  • 3825 Corlear Ave
  • Bronx, England
  • United States 10463
  • Building: Leo Engineering Building
  • Room Number: Scala Room

Staticmap?size=250x200&sensor=false&zoom=14&markers=40.8864983%2c 73
  • Co-sponsored by Manhattan College, Electrical & Computer Engineering Department
  • Starts 21 June 2017 02:00 PM
  • Ends 27 June 2017 05:00 PM
  • All times are America/New_York
  • No Admission Charge
  • Register


  Speakers

Prof. Wuqiang Yang, FIEEE, CEng of University of Manchester, UK

Topic:

"Electrical Capacitance Tomography and Industrial Applications"

Among various industrial tomography modalities, electrical capacitance tomography (ECT) is the most mature and has been used for many challenging applications. ECT is obviously based on measuring capacitance and reconstructing permittivity distribution. ECT has advantages of no radioactive, rapid response, both non-intrusive and non-invasive, withstanding high temperature and high pressure and of low-cost.

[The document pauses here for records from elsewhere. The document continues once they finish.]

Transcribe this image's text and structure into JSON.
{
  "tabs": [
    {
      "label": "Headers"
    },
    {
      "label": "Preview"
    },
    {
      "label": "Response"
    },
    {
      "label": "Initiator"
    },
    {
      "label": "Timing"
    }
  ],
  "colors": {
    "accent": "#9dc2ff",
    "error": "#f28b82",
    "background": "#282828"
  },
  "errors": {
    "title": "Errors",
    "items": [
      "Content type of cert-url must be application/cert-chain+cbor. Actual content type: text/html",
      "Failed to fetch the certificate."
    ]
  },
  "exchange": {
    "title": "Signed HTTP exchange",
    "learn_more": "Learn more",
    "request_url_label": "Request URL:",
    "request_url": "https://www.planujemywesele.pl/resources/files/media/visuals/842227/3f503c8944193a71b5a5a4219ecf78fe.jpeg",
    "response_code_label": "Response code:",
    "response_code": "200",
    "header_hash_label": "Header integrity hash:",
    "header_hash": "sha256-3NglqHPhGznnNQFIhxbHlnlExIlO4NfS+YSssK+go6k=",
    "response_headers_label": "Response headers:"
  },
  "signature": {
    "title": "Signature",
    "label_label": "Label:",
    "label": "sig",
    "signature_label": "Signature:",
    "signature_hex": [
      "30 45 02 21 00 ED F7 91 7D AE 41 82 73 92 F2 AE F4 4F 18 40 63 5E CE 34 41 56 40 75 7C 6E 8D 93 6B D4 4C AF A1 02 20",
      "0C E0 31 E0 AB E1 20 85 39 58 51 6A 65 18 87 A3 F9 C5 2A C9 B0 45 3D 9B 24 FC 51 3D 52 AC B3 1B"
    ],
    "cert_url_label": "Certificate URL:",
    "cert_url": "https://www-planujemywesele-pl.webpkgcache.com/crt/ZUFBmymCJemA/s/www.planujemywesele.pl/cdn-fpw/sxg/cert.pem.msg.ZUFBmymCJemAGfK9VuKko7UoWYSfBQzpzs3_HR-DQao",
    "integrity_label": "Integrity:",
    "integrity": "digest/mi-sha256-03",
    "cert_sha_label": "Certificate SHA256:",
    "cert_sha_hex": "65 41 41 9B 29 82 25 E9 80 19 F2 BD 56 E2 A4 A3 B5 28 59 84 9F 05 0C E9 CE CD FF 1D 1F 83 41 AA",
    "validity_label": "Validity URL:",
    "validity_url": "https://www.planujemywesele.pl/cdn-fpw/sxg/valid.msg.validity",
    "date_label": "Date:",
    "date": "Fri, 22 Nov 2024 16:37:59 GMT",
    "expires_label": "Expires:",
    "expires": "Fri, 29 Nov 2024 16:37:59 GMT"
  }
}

Because of extremely small capacitance to be measured (down to 0.0001 pF) and the soft-field nature, ECT does present challenges in circuit design, inverse problem and engineering. Our latest AC-based ECT system can generate online images at 300 frames per second with a signal-to-noise ratio (SNR) of 73 dB, and has been used in many challenging applications. During this talk, the principle of ECT will be introduced and some industrial applications will be discussed in detail, together with a demonstration of an AC-based ECT system.

Biography:

Professor Wuqiang Yang (FIET, FInstMC, FIEEE, CEng)  received his BEng (Distinction) 1982, MSc 1985 and PhD (Distinction) 1988, from Tsinghua University. After 3 years as a Lecturer at Tsinghua University, he joined UMIST in 1991. His research is focused on electrical capacitance tomography (ECT), has published 300 papers and a book "Sensor Array", and holds 10 patents, including 2 WO patents, which have been licensed to industry. He is an Associate Editor of IEEE Trans. IM and an editorial board member of 7 other journals, including Meas. Sci. Technol. and Sensor Review, and reviews papers for 40 journals, including 6 IEEE journals. He has been invited by many universities and research institutions worldwide and international conferences to give lectures/seminars/keynotes. He is a visiting professor at 8 universities, including MIT, and Tsinghua University. He is recognised by International Center for Scientific Research (France), as one of top 30 technology researchers in the world, and Intota as an expert. Since 2010, he is an IEEE IMS Distinguished Lecturer.

Address:Manchester, United Kingdom





Agenda

5:30 PM - Professional networking

5:35 PM - Introductions and Opening remarks

5:40 PM - Presentation

6:30 PM - Q&A and Closing Remarks



Organizers: IEEE New York Section, Broadcast Technology Society Chapter and Manhattan College, Electrical and Computer Engineering Department

For more information please contact: Ahmed.hussein@manhattan.edu